▸ **What you should do**:
Find and copy the lines in the records beneath this task that contain the word "Applications".

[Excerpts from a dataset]
== Segment start ==
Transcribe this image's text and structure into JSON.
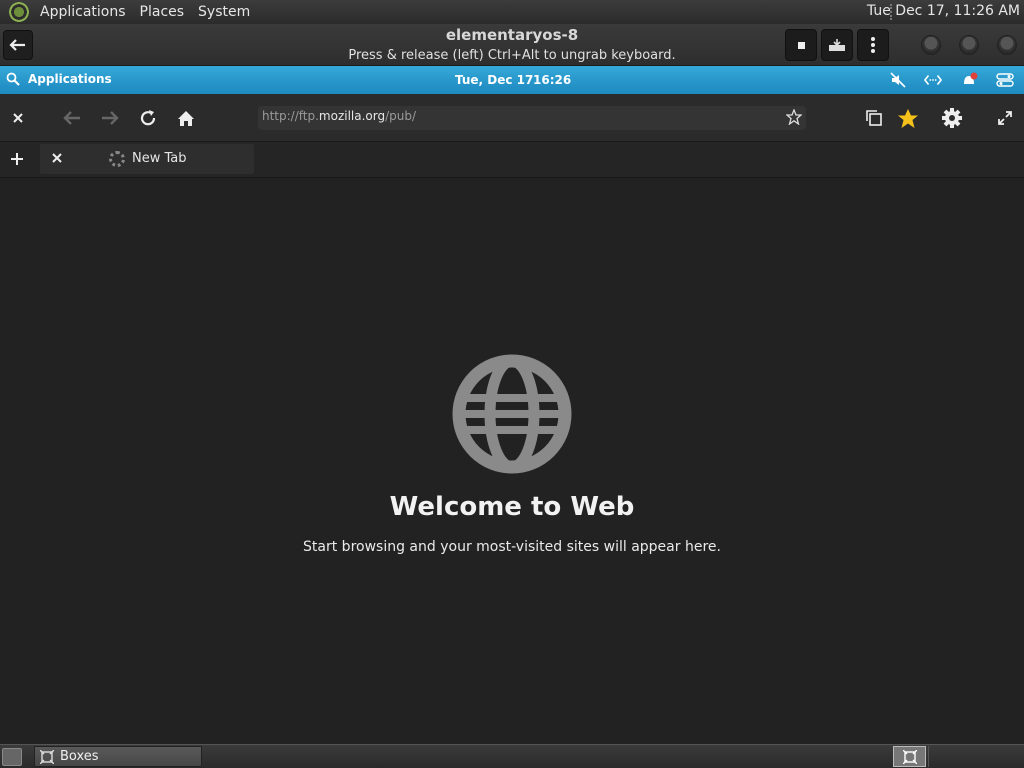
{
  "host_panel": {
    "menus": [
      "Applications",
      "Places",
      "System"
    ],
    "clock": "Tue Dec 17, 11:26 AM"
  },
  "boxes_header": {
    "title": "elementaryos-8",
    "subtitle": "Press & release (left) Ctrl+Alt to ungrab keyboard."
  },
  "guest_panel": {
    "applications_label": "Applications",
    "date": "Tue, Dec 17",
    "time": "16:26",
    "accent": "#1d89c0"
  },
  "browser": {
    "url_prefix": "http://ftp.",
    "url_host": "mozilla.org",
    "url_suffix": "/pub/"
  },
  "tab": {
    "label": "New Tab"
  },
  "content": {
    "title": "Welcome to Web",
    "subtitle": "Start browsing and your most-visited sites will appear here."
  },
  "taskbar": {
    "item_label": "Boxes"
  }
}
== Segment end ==
▸ **Solution to the problem**:
      "Applications",
    "applications_label": "Applications",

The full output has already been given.